    I happen to think that the TBC has a great deal to offer. The vast majority of Order members wouldn’t dream of doing what Sangharakshita did over an 18 year period. Of course people are going to fall in love and there are bound to be situations where adults who were teacher and student become lovers. That isn’t what happened with Sangharakshita. The book Greek Love was widely given to young men to read, copies were placed in men’s communities and those young men were lead to believe that sex between teacher and disciples, within Kalyana Mitrata, was in some way a good idea. That must never happen again.

    Those OMs who believe that we should conceal what we know to be true are acting out of a personal love and affection for Sangharakshita. I believe that we have a duty to be honest with our founder and to open up to public debate. We are not a private, exclusive Order, we run classes for members of the public and during recent discussion a majority of OMs present expressed a desire for a statement to be made. Some even felt that this should take the form of a precept. The ‘Conversation.’ which Sangharakshita posted on his site makes this even more imperative because he leaves out the entire question of sex within the teacher disciple relationship.
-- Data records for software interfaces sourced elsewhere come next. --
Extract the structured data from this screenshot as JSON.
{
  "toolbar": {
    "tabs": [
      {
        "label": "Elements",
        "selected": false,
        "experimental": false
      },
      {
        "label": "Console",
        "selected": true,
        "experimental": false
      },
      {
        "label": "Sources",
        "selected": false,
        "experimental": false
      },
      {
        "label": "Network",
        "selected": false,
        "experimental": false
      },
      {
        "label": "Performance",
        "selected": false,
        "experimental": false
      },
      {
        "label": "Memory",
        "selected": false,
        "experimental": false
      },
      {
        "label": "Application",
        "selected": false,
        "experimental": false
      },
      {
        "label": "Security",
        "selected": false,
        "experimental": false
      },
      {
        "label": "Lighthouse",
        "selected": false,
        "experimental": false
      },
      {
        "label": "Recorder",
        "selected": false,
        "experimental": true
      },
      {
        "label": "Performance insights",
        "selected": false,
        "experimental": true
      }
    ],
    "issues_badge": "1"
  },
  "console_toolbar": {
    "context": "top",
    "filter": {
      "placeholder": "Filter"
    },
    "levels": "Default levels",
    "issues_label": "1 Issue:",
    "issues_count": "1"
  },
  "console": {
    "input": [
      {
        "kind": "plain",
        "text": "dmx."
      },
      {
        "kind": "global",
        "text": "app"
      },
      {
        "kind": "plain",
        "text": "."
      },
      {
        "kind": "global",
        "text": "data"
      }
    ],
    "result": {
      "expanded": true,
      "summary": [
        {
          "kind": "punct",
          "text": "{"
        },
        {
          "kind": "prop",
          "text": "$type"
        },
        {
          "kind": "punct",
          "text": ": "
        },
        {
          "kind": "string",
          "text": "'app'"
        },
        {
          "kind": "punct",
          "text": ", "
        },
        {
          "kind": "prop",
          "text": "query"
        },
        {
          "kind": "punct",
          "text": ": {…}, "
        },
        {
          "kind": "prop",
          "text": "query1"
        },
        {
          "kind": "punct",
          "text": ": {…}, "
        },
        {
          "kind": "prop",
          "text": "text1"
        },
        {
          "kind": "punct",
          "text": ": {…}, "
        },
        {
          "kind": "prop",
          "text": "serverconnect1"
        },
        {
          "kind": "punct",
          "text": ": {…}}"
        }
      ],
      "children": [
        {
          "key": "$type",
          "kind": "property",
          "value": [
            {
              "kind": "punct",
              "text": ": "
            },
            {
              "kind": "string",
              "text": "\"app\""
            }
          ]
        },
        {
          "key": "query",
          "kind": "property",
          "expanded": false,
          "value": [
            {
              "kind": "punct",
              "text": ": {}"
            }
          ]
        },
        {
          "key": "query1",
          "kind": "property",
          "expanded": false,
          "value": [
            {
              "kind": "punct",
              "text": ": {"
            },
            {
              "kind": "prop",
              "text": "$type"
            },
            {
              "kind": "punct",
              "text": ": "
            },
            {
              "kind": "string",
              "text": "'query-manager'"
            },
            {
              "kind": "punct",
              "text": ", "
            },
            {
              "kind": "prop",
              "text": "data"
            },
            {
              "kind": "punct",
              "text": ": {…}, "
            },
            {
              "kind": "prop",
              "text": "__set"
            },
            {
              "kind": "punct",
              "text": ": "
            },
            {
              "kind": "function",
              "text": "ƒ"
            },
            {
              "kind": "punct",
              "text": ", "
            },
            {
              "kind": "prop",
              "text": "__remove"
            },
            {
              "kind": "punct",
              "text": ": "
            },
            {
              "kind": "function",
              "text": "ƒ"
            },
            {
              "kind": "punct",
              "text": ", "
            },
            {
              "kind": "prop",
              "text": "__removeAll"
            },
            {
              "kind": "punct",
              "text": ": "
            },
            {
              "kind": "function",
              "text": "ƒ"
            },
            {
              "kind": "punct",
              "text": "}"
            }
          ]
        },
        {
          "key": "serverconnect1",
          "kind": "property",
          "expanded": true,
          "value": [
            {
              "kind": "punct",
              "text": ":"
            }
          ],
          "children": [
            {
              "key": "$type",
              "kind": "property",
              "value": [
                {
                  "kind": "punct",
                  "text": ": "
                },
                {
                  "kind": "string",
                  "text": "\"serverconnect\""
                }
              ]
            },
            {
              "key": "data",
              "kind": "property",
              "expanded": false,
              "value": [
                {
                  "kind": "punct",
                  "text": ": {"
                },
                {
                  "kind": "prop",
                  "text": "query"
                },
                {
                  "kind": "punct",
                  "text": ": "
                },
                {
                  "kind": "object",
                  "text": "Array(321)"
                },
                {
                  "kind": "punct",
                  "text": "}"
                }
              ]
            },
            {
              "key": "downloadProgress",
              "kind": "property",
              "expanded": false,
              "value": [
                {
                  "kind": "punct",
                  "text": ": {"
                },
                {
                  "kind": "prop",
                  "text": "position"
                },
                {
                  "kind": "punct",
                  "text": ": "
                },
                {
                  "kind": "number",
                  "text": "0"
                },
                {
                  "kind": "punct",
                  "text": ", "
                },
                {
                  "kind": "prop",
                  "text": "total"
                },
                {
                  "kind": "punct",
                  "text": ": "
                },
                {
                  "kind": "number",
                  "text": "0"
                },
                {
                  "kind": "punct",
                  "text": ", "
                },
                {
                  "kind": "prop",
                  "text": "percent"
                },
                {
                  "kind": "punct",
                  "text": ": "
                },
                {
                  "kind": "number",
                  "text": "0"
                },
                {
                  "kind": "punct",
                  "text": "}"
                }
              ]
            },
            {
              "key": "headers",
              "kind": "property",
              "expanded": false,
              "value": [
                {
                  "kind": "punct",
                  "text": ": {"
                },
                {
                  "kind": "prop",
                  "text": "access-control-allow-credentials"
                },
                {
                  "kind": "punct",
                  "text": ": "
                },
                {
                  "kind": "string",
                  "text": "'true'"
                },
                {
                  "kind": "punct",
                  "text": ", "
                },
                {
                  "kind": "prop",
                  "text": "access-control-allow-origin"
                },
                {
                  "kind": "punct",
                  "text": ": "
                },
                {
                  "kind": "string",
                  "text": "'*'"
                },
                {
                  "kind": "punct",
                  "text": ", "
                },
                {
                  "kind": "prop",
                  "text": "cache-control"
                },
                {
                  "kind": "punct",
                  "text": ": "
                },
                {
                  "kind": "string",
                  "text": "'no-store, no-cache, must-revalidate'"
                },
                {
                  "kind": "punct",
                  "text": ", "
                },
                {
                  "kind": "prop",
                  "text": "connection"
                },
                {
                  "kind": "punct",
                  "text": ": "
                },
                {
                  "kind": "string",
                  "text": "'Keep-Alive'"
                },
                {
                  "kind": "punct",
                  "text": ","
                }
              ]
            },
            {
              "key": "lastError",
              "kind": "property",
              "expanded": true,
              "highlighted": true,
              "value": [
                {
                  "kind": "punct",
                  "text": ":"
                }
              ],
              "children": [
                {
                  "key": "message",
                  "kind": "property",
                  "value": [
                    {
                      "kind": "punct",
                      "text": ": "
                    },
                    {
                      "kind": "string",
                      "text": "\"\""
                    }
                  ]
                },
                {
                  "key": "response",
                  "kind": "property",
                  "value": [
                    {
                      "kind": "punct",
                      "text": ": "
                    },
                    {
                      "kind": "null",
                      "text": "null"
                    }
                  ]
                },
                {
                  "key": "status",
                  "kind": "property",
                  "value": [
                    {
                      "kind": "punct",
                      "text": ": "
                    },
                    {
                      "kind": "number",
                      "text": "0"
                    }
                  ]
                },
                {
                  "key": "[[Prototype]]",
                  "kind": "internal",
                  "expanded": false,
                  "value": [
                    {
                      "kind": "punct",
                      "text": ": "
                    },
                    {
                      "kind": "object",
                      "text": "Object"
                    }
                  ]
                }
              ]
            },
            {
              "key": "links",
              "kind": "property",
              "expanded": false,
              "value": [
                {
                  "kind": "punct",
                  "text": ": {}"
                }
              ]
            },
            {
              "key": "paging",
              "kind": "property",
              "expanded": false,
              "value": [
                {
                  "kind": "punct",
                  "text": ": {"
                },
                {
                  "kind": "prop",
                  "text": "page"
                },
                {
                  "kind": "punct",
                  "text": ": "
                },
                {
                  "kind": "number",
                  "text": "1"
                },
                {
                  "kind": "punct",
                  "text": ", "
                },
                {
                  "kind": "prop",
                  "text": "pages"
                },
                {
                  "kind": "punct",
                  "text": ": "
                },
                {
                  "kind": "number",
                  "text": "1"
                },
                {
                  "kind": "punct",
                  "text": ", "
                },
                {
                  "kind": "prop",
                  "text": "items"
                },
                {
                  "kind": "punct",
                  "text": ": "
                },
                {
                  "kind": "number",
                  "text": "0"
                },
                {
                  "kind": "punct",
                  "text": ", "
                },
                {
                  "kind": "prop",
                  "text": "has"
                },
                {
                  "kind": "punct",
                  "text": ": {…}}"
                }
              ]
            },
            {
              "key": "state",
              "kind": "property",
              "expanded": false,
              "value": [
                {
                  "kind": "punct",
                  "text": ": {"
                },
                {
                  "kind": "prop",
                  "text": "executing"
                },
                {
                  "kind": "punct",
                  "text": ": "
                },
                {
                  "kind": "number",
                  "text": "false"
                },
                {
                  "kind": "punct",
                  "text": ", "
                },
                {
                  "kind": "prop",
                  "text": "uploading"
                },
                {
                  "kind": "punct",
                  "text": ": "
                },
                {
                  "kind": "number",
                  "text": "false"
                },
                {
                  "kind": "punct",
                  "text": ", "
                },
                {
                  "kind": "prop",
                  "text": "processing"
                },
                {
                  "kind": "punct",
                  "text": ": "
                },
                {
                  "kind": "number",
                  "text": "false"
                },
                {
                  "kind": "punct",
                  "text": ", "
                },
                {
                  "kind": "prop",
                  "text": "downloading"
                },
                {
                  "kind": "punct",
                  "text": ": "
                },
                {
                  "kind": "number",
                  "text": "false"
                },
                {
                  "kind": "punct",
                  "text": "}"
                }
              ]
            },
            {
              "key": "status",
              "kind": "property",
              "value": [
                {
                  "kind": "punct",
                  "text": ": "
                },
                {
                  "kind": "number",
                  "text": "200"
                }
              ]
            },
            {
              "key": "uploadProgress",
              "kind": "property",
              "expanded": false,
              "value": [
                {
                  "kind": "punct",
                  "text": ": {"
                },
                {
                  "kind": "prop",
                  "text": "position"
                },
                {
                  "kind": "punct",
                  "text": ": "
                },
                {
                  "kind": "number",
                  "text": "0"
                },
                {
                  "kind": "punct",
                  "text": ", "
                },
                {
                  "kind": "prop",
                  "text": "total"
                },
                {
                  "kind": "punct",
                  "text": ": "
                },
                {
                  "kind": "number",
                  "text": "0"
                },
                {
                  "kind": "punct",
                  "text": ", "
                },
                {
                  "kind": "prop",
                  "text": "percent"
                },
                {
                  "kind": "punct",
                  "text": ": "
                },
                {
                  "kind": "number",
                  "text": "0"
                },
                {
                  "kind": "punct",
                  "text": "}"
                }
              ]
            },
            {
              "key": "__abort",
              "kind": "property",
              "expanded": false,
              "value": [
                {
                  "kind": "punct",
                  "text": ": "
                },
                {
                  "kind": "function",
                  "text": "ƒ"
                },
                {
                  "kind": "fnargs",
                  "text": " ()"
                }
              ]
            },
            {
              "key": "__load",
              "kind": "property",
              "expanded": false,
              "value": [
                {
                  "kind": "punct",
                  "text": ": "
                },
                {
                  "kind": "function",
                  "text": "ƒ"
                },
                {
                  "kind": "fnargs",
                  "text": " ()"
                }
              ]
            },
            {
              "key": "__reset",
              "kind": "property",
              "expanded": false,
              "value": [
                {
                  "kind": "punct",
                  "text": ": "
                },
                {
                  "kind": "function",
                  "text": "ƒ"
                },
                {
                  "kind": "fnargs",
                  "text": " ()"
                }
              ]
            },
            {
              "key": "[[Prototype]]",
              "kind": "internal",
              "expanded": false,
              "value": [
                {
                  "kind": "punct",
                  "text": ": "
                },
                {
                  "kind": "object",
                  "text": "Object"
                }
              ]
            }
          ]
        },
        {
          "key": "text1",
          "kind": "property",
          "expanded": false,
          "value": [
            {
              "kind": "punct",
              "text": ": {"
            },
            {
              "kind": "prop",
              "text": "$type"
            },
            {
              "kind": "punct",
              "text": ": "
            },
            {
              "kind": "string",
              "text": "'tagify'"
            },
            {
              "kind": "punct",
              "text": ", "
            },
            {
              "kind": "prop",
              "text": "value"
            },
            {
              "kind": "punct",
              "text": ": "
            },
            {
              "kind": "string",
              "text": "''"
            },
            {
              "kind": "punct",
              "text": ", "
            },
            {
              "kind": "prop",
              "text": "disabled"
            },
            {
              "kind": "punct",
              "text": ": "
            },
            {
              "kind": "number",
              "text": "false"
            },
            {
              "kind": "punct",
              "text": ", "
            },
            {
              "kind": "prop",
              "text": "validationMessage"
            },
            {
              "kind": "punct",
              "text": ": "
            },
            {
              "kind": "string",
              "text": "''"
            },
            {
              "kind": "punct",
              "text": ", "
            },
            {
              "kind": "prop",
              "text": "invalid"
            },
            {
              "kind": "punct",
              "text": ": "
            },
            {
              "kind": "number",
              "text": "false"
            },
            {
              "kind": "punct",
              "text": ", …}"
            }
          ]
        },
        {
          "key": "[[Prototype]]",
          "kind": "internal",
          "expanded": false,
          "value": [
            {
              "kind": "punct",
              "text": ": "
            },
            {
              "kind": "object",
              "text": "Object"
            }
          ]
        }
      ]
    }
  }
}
Anyone reading this could be forgiven for thinking that what they are reading is the whole truth. That, unfortunately, is not the case.

    Some form of truthful communication about our history would also serves to allow a sense of completion for many of those young men who suffered for years, feeling that they were used. We have heard and read enough first hand accounts to make this apparent. As things stand, those who criticise are encouraged to resign, and they are seen as traitors. I am not a traitor.

    I want the dharma to flourish for the welfare and happiness of the many.


  6. Just click on either the “Entries RSS” or “Comments RSS” hyperlinks under the banner at the top of the page and click on “subscribe to this feed” on the subsequent page. You will then have the comments or blog entry sections added as live RSS bookmarks on your browser.


Leave a Reply

Please log in using one of these methods to post your comment: Logo

You are commenting using your account. Log Out /  Change )

Google photo

You are commenting using your Google account. Log Out /  Change )

Twitter picture

You are commenting using your Twitter account. Log Out /  Change )

Facebook photo

You are commenting using your Facebook account. Log Out /  Change )

Connecting to %s

This site uses Akismet to reduce spam. Learn how your comment data is processed.

%d bloggers like this: